Meanwhile, Mr. Waffle got a call from the childminder asking whether she could take the children to a party at the house of a little (francophone, North African) boy they regularly played with in the park. He said yes and I probably would have too but I had some qualms subsequently. This is the problem with having two working parents. While I was perfectly happy to drop the Princess off to gangland shooting suburb as the birthday girl was a classmate whom I had met, I was uneasy about them all going to a strange house where I didn’t know the child or his mother even though their childminder stayed with them the entire time. Sigh.

We also got invited to lunch by friends – she is French and he is Irish and her parents (who do not speak a great deal of English) were staying for a week and I think that they felt that it might be useful to have some other French speakers and French speaking children about. All very pleasant – they are French farmers from deepest darkest Brittany and I was fascinated to hear that his parents were native Breton speakers and hers spoke a local dialect but, of course, they all learnt French French at school. While both our friend’s parents understand dialect and Breton respectively, our friend understands neither. It has to be said that the policy of the French state seems to be a little hostile to languages other than French within its borders. My husband, who knows everything, told me that as recently as the first world war only one in five Frenchmen spoke French. Well, they’ve fixed that then.

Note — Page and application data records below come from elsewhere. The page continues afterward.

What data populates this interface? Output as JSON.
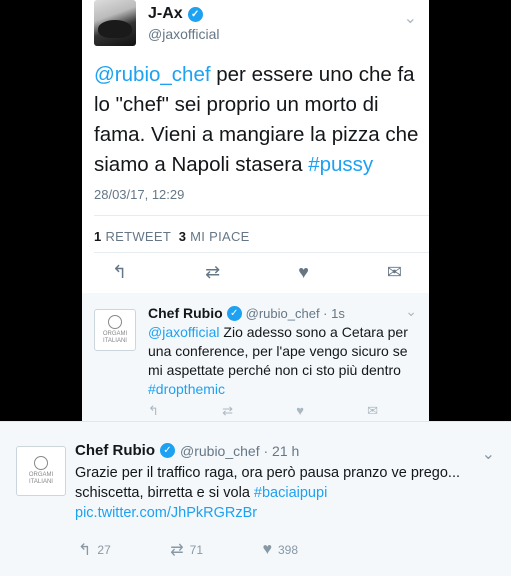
{
  "tweet_main": {
    "author_name": "J-Ax",
    "handle": "@jaxofficial",
    "mention": "@rubio_chef",
    "text_part1": " per essere uno che fa lo \"chef\" sei proprio un morto di fama. Vieni a mangiare la pizza che siamo a Napoli stasera ",
    "hashtag": "#pussy",
    "datetime": "28/03/17, 12:29",
    "retweet_count": "1",
    "retweet_label": "RETWEET",
    "like_count": "3",
    "like_label": "MI PIACE"
  },
  "reply": {
    "author_name": "Chef Rubio",
    "meta": "@rubio_chef · 1s",
    "mention": "@jaxofficial",
    "text": " Zio adesso sono a Cetara per una conference, per l'ape vengo sicuro se mi aspettate perché non ci sto più dentro ",
    "hashtag": "#dropthemic"
  },
  "tweet_bottom": {
    "author_name": "Chef Rubio",
    "meta": "@rubio_chef · 21 h",
    "text": "Grazie per il traffico raga, ora però pausa pranzo ve prego... schiscetta, birretta e si vola ",
    "hashtag": "#baciaipupi",
    "link": "pic.twitter.com/JhPkRGRzBr",
    "reply_count": "27",
    "retweet_count": "71",
    "like_count": "398"
  },
  "logo": {
    "line1": "ORGAMI",
    "line2": "ITALIANI"
  },
  "colors": {
    "link": "#1da1f2",
    "text": "#14171a",
    "muted": "#657786"
  }
}
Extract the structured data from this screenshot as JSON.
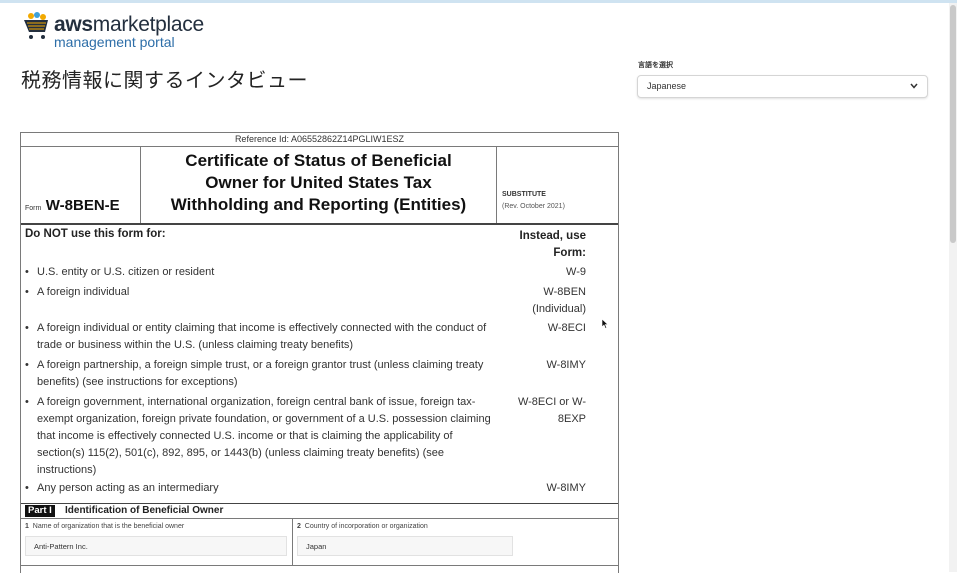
{
  "logo": {
    "brand_aws": "aws",
    "brand_rest": "marketplace",
    "subtitle": "management portal"
  },
  "page_title": "税務情報に関するインタビュー",
  "language": {
    "label": "言語を選択",
    "selected": "Japanese"
  },
  "form": {
    "reference_id": "Reference Id: A06552862Z14PGLIW1ESZ",
    "form_prefix": "Form",
    "form_name": "W-8BEN-E",
    "title_lines": [
      "Certificate of Status of Beneficial",
      "Owner for United States Tax",
      "Withholding and Reporting (Entities)"
    ],
    "substitute": "SUBSTITUTE",
    "revision": "(Rev. October 2021)",
    "do_not_use": "Do NOT use this form for:",
    "instead_header": "Instead, use Form:",
    "rows": [
      {
        "text": "U.S. entity or U.S. citizen or resident",
        "form": "W-9"
      },
      {
        "text": "A foreign individual",
        "form": "W-8BEN (Individual)"
      },
      {
        "text": "A foreign individual or entity claiming that income is effectively connected with the conduct of trade or business within the U.S. (unless claiming treaty benefits)",
        "form": "W-8ECI"
      },
      {
        "text": "A foreign partnership, a foreign simple trust, or a foreign grantor trust (unless claiming treaty benefits) (see instructions for exceptions)",
        "form": "W-8IMY"
      },
      {
        "text": "A foreign government, international organization, foreign central bank of issue, foreign tax-exempt organization, foreign private foundation, or government of a U.S. possession claiming that income is effectively connected U.S. income or that is claiming the applicability of section(s) 115(2), 501(c), 892, 895, or 1443(b) (unless claiming treaty benefits) (see instructions)",
        "form": "W-8ECI or W-8EXP"
      },
      {
        "text": "Any person acting as an intermediary",
        "form": "W-8IMY"
      }
    ],
    "part_badge": "Part I",
    "part_title": "Identification of Beneficial Owner",
    "field1": {
      "num": "1",
      "label": "Name of organization that is the beneficial owner",
      "value": "Anti-Pattern Inc."
    },
    "field2": {
      "num": "2",
      "label": "Country of incorporation or organization",
      "value": "Japan"
    }
  },
  "icons": {
    "logo": "cart-icon",
    "select": "chevron-down-icon",
    "cursor": "mouse-pointer-icon"
  }
}
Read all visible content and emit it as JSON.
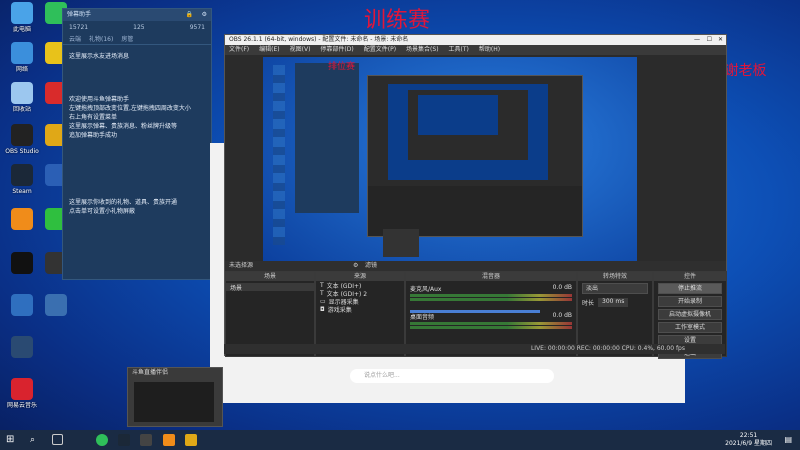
{
  "watermark": {
    "main": "训练赛",
    "thanks": "福星过一过 谢谢老板"
  },
  "desktop_icons": [
    {
      "label": "此电脑",
      "icon": "computer-icon",
      "color": "#4aa3e8"
    },
    {
      "label": "网络",
      "icon": "network-icon",
      "color": "#3b8fdc"
    },
    {
      "label": "回收站",
      "icon": "recycle-bin-icon",
      "color": "#9cc7ef"
    },
    {
      "label": "OBS Studio",
      "icon": "obs-icon",
      "color": "#222222"
    },
    {
      "label": "Steam",
      "icon": "steam-icon",
      "color": "#1b2838"
    },
    {
      "label": "",
      "icon": "app-orange-icon",
      "color": "#f08c1a"
    },
    {
      "label": "",
      "icon": "game-icon",
      "color": "#111111"
    },
    {
      "label": "",
      "icon": "app-blue-icon",
      "color": "#2f6fbf"
    },
    {
      "label": "",
      "icon": "shield-icon",
      "color": "#2a4a72"
    },
    {
      "label": "网易云音乐",
      "icon": "music-icon",
      "color": "#d9232e"
    },
    {
      "label": "",
      "icon": "browser-icon",
      "color": "#2fbf5a"
    },
    {
      "label": "",
      "icon": "chrome-icon",
      "color": "#e8c21a"
    },
    {
      "label": "",
      "icon": "app-red-icon",
      "color": "#d92b2b"
    },
    {
      "label": "",
      "icon": "app-yellow-icon",
      "color": "#e0a817"
    },
    {
      "label": "",
      "icon": "doc-icon",
      "color": "#2b5fb5"
    },
    {
      "label": "",
      "icon": "wechat-icon",
      "color": "#2fbf3f"
    },
    {
      "label": "",
      "icon": "app-dark-icon",
      "color": "#333333"
    },
    {
      "label": "",
      "icon": "app-arch-icon",
      "color": "#3a6fb0"
    }
  ],
  "danmu": {
    "header": "弹幕助手",
    "stats": [
      "15721",
      "125",
      "9571"
    ],
    "tabs": [
      "云端",
      "礼物(16)",
      "房管"
    ],
    "messages": [
      "这里展示水友进场消息",
      "欢迎使用斗鱼弹幕助手",
      "左键拖拽顶部改变位置,左键拖拽四周改变大小",
      "右上角有设置菜单",
      "这里展示弹幕、贵族消息、粉丝牌升级等",
      "追加弹幕助手成功",
      "这里展示你收到的礼物、道具、贵族开通",
      "点击单可设置小礼物屏蔽"
    ]
  },
  "obs": {
    "title": "OBS 26.1.1 (64-bit, windows) - 配置文件: 未命名 - 场景: 未命名",
    "menu": [
      "文件(F)",
      "编辑(E)",
      "视图(V)",
      "停靠部件(D)",
      "配置文件(P)",
      "场景集合(S)",
      "工具(T)",
      "帮助(H)"
    ],
    "preview_label": "排位赛",
    "status": "LIVE: 00:00:00   REC: 00:00:00   CPU: 0.4%, 60.00 fps",
    "docks": {
      "scenes": {
        "title": "场景",
        "items": [
          "场景"
        ]
      },
      "sources": {
        "title": "来源",
        "items": [
          "文本 (GDI+)",
          "文本 (GDI+) 2",
          "显示器采集",
          "游戏采集"
        ]
      },
      "mixer": {
        "title": "混音器",
        "channels": [
          {
            "name": "麦克风/Aux",
            "db": "0.0 dB"
          },
          {
            "name": "桌面音频",
            "db": "0.0 dB"
          }
        ]
      },
      "transitions": {
        "title": "转场特效",
        "type": "淡出",
        "duration_label": "时长",
        "duration": "300 ms"
      },
      "controls": {
        "title": "控件",
        "buttons": [
          "停止推流",
          "开始录制",
          "启动虚拟摄像机",
          "工作室模式",
          "设置",
          "退出"
        ]
      }
    },
    "filter_label": "滤镜",
    "no_source": "未选择源"
  },
  "chat": {
    "placeholder": "说点什么吧..."
  },
  "popup": {
    "title": "斗鱼直播伴侣"
  },
  "taskbar": {
    "time": "22:51",
    "date": "2021/6/9 星期四"
  }
}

10 May, 2009 at 10:20 pm by belgianwaffle

I was at mass with my mother in Cork last week. The local catholic church, in a touching display of ecumenicism which I am sure would be crushed by the catholic hierarchy had they the faintest idea that it was happening, invites a protestant vicar to attend mass every week.

Last Sunday, the vicar read the Gospel and gave the sermon. I had by this point accustomed myself to his presence but since he kicked off with the words “My wife and I..” he succeeded in jolting his catholic congregation wide awake. These are not words you hear from a catholic priest.

It was vocation Sunday (the irony of having a Protestant vicar preach to a catholic congregation on vocation Sunday might not, I suspect appeal to the former head of the Congregation for the Doctrine of the Faith, but let us draw a veil over that) so there was a lot of talk of good shepherds.

The vicar told us of his former parish in West Cork and his parishioner, Trevor. Trevor was a good shepherd. He loved his cows. OK, sorry, a good dairy farmer. One day he saw one of the hired hands belting a cow and he fired the hired hand on the spot. Clear analogy, we are with you vicar, your words are only slightly undermined by the visible amusement of your catholic counterpart who had until that story been sitting nodding sagely as you told us of the wisdom of Billy Graham.

At the end of mass, the priest stood up to say a couple of words. Firstly, he thanked the spectacular choir who had come in from the Cork choral festival; secondly he told us that the church was 3 million in the red as the trustees had put all their money in AIB shares and this faith in capitalism turned out to be misplaced hence the need for a collection basked; finally he remarked that we might have seen him laughing during the sermon. He explained that he was a farmer’s son from West Cork. “And,” said he, “Protestant cows and Catholic cows are clearly treated very differently in that part of the world; we’d often give a cow an old belt to move it along.” I don’t know whether this ecumenicism lark will ever really take off.

  • www.flickr.com
    belgianwaffle's items Go to belgianwaffle's photostream
  • May 2009
    M T W T F S S
    « Apr   Jun »
  • Categories

  • Subscribe via Email

  • Site Meter



Subscribe Share